All of this comes at a time when Knight has started teaching many of the school's events herself - in years past, most of her classes were led by Ramtha.

"It's only been in the last year that she's shared her experiences," Klein said.

And there are several other changes at the school, which is redesigning its Web site and has reformatted events for beginning students so that more people can take classes.

"There's change on the horizon," Knight said during a presentation earlier this month. "And that's really encouraging."

Knight is preparing to open a new boutique in Bellevue. And she temporarily laid off many of the school's 50 or so employees and closed the school's business office until September.

"For the first time, we get a summer," Knight said.

For some residents, the changes at the school have gone unnoticed. And the school still seems a bit mysterious.

Barbara Lowe has lived in Yelm for almost a decade.

She read one of the school's books, but said she doesn't know much about Ramtha or the school's teachings.

"What people think they know about the school may be more rumor," said Lowe, 57, whose husband is the pastor at First Baptist Church in Yelm. "They seem to want to stay under the radar."

Lowe said the word "Ramtha" usually comes up when people learn that she's from Yelm.

The school definitely has had an effect on the community. For instance, the local library carries a wide selection of New Age and books from Ramtha's school, and there are several businesses in the area that are run by students.

But Lowe doesn't think the school's presence is as controversial as it was a decade ago.

"I don't think the Christian community appreciates their presence because they do stand for things that are contrary to our beliefs," she said. "But as far as any controversies - the school is so low profile. There are very few people who stand up and say publicly, 'I'm a part of this.'"

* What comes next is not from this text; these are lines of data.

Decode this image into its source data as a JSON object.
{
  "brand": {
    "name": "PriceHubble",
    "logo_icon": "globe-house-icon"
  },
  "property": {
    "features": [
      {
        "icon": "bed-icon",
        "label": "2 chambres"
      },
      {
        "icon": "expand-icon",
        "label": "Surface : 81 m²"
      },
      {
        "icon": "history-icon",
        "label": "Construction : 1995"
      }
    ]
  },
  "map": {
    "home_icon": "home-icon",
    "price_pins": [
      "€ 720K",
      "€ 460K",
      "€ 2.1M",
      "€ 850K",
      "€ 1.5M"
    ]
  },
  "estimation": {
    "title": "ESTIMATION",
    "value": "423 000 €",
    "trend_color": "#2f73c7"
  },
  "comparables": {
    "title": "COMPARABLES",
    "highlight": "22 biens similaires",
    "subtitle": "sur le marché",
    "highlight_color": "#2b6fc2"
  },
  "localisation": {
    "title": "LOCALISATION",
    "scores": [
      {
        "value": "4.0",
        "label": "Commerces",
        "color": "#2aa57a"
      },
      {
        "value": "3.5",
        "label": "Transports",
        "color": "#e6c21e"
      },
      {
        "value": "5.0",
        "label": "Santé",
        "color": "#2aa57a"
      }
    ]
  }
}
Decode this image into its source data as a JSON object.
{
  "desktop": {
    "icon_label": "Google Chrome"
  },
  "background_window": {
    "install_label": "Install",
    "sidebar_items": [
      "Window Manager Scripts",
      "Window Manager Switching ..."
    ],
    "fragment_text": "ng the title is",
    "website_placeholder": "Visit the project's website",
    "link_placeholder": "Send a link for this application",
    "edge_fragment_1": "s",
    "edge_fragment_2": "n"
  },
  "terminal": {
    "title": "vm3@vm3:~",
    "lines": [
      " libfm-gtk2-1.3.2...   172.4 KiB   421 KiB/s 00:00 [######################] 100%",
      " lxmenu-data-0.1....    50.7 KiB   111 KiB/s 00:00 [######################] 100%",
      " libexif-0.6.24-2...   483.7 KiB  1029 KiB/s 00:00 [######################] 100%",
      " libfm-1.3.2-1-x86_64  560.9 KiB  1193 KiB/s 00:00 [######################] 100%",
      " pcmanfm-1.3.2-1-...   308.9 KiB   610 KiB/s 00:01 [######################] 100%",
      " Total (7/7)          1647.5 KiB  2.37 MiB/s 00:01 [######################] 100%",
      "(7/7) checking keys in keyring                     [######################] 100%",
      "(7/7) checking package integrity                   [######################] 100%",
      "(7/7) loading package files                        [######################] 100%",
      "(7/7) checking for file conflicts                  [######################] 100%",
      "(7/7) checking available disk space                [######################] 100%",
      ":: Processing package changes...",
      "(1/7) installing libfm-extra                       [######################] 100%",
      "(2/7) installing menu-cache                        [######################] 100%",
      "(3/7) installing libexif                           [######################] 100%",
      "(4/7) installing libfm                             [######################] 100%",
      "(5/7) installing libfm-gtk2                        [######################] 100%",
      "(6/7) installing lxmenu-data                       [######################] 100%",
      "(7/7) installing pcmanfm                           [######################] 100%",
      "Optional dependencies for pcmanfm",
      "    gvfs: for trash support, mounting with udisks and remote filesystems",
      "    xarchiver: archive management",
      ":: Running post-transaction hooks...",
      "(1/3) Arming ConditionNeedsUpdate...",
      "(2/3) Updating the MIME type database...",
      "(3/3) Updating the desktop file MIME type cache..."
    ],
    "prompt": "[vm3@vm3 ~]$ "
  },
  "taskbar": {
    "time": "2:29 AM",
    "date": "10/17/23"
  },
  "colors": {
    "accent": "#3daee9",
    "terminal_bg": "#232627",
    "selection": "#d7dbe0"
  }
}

Source: Ramtha's School of Enlightenment

Lisa Pemberton writes for The Olympian. She can be reached at 360-704-6871 or lpemberton@theolympian.com.